Do's and Don'ts for safe sleeping
- To reduce the rick of SIDS, lay your baby on his or her back while sleeping and in a safe, fixed-side crib with a firm, tight-fitting crib mattress.
- The only thing that should be in your baby's crib is a tightly fitted crib sheet -- nothing else!
- Use a wearable blanket -- not loose blankets or loose clothing.
- Don't put your baby to sleep on beds, sofas, recliners, chairs, soft surfaces, bouncy chairs, baby swings or car seats.
- Remove all pillows, loose sheets, blankets, toys, crib bumpers, sleep positioners and any other soft bedding products.
The dangers of soft baby bedding
Soft bedding can block a baby's small airway during nap and/or nighttime. Babies can suffocate when their heads become wedged against a mattress, pillow or other soft object or if a parent in the same bed rolls onto them accidentally.
Sharing a room with baby
Safe Kids USA recommends that parents place their baby's crib, bassinet or play yard in their room for the first six months -- for convenient feeding and bonding. According to Safe Kids, sharing a room is a safer option than having your baby sleep in bed with you.
Safe sleeping must-haves for baby
All new cribs on the market (today) meet the safety standards of the CPSC and the JPMA. It's important to always follow assembly directions and never try to fix a crib with tape, wire and rope or by putting a broken side against a wall.
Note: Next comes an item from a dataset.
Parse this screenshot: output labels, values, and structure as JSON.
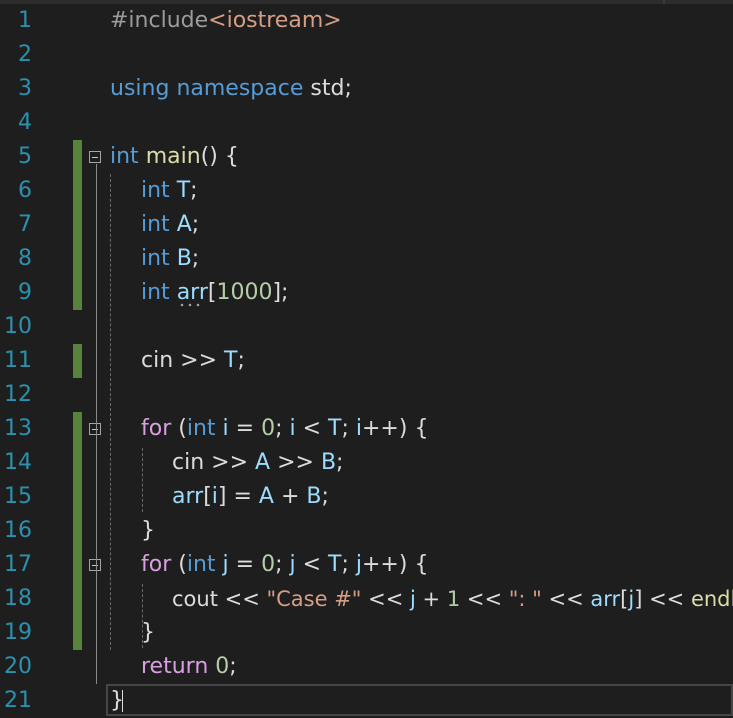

Before getting a used crib, check recalls.gov to make sure the crib hasn't been recalled.
Check used cribs for these strangulation and suffocation hazards.
- Sharp edges.
- Missing, loose or broken parts.
- Loose hardware.
- Cut out designs in the headboard or footboard.
- Crib slats more than 2-3/8 inches apart.
- Corner post extensions over 1/16 of an inch high.
- Gaps larger than two fingers width between the sides of the crib and the crib mattress.
- Drop sides that haven't been fixed in place.